--- DATA EXTRACTS Enclosed Below ---

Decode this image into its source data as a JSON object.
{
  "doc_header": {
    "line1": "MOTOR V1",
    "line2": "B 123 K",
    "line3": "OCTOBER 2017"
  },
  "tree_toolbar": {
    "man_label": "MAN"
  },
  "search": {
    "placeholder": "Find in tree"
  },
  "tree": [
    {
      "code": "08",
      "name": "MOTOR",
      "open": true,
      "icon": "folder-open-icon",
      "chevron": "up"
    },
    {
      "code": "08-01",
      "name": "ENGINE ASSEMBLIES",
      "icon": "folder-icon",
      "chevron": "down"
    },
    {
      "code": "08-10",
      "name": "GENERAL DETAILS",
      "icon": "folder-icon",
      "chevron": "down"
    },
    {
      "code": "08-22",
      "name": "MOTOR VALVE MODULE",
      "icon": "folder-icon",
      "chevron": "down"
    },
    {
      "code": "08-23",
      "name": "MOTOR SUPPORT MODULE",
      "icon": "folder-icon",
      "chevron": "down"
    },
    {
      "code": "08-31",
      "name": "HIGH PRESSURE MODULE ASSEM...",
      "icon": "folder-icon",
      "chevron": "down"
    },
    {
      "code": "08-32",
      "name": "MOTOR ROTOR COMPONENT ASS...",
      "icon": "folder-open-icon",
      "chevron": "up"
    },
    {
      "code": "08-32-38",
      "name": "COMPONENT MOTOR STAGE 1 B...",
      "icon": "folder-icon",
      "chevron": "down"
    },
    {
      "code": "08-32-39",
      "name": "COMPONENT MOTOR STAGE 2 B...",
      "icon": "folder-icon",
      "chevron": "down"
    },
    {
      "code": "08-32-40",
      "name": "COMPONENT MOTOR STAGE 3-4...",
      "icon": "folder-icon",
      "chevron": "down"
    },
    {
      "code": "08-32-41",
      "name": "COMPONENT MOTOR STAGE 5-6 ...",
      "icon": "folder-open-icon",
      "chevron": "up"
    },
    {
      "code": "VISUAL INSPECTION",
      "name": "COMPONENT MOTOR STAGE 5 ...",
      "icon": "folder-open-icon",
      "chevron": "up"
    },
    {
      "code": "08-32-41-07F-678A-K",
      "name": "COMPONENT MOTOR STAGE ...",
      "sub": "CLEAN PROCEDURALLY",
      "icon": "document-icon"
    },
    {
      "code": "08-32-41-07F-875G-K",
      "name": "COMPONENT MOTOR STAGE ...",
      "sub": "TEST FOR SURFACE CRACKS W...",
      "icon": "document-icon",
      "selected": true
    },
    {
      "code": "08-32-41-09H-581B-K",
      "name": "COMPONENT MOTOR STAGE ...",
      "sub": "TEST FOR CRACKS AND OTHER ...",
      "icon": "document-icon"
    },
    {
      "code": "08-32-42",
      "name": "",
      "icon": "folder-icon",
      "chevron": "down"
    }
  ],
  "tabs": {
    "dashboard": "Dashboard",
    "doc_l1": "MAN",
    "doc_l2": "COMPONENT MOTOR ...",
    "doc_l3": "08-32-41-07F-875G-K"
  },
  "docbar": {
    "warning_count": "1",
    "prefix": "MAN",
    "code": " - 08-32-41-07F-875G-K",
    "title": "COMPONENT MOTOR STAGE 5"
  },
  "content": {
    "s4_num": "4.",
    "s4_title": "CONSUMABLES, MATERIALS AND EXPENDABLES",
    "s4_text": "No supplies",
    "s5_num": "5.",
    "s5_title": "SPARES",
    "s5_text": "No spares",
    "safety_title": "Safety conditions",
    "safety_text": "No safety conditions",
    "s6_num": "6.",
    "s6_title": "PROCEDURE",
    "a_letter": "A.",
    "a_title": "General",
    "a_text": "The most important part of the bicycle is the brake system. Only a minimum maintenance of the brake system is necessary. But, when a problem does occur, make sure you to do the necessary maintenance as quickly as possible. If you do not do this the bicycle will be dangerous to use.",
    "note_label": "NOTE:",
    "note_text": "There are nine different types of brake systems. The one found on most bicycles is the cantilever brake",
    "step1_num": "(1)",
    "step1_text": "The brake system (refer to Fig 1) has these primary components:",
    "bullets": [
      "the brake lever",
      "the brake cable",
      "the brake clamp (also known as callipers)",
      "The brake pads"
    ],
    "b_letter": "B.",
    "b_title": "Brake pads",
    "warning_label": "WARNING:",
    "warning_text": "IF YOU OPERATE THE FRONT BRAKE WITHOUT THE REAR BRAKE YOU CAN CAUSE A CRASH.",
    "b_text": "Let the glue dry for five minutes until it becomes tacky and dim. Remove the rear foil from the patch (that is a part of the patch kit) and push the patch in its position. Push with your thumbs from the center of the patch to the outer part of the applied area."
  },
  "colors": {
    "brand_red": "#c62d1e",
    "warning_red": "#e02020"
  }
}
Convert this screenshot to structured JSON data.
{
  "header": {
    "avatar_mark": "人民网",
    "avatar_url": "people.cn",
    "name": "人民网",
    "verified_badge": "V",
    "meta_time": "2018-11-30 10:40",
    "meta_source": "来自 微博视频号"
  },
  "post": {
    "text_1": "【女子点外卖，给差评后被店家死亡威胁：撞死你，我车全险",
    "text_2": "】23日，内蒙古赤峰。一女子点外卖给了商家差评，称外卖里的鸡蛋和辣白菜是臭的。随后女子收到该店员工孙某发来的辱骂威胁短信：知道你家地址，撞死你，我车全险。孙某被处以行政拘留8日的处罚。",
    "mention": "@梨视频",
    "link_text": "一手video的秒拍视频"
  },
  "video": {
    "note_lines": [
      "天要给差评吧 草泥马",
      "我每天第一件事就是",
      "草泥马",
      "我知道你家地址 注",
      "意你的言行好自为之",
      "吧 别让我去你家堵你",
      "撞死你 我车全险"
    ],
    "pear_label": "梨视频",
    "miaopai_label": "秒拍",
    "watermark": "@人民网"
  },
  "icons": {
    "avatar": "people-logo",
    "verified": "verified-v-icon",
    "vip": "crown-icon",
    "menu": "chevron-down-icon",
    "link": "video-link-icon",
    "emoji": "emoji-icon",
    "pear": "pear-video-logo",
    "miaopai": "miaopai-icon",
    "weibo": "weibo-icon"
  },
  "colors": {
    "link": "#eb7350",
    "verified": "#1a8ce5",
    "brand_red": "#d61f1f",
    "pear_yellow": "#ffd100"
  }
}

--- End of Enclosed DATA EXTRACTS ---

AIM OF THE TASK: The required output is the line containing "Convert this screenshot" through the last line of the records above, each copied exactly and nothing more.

WRITTEN SOLUTION:
Convert this screenshot to structured JSON data.
{
  "header": {
    "avatar_mark": "人民网",
    "avatar_url": "people.cn",
    "name": "人民网",
    "verified_badge": "V",
    "meta_time": "2018-11-30 10:40",
    "meta_source": "来自 微博视频号"
  },
  "post": {
    "text_1": "【女子点外卖，给差评后被店家死亡威胁：撞死你，我车全险",
    "text_2": "】23日，内蒙古赤峰。一女子点外卖给了商家差评，称外卖里的鸡蛋和辣白菜是臭的。随后女子收到该店员工孙某发来的辱骂威胁短信：知道你家地址，撞死你，我车全险。孙某被处以行政拘留8日的处罚。",
    "mention": "@梨视频",
    "link_text": "一手video的秒拍视频"
  },
  "video": {
    "note_lines": [
      "天要给差评吧 草泥马",
      "我每天第一件事就是",
      "草泥马",
      "我知道你家地址 注",
      "意你的言行好自为之",
      "吧 别让我去你家堵你",
      "撞死你 我车全险"
    ],
    "pear_label": "梨视频",
    "miaopai_label": "秒拍",
    "watermark": "@人民网"
  },
  "icons": {
    "avatar": "people-logo",
    "verified": "verified-v-icon",
    "vip": "crown-icon",
    "menu": "chevron-down-icon",
    "link": "video-link-icon",
    "emoji": "emoji-icon",
    "pear": "pear-video-logo",
    "miaopai": "miaopai-icon",
    "weibo": "weibo-icon"
  },
  "colors": {
    "link": "#eb7350",
    "verified": "#1a8ce5",
    "brand_red": "#d61f1f",
    "pear_yellow": "#ffd100"
  }
}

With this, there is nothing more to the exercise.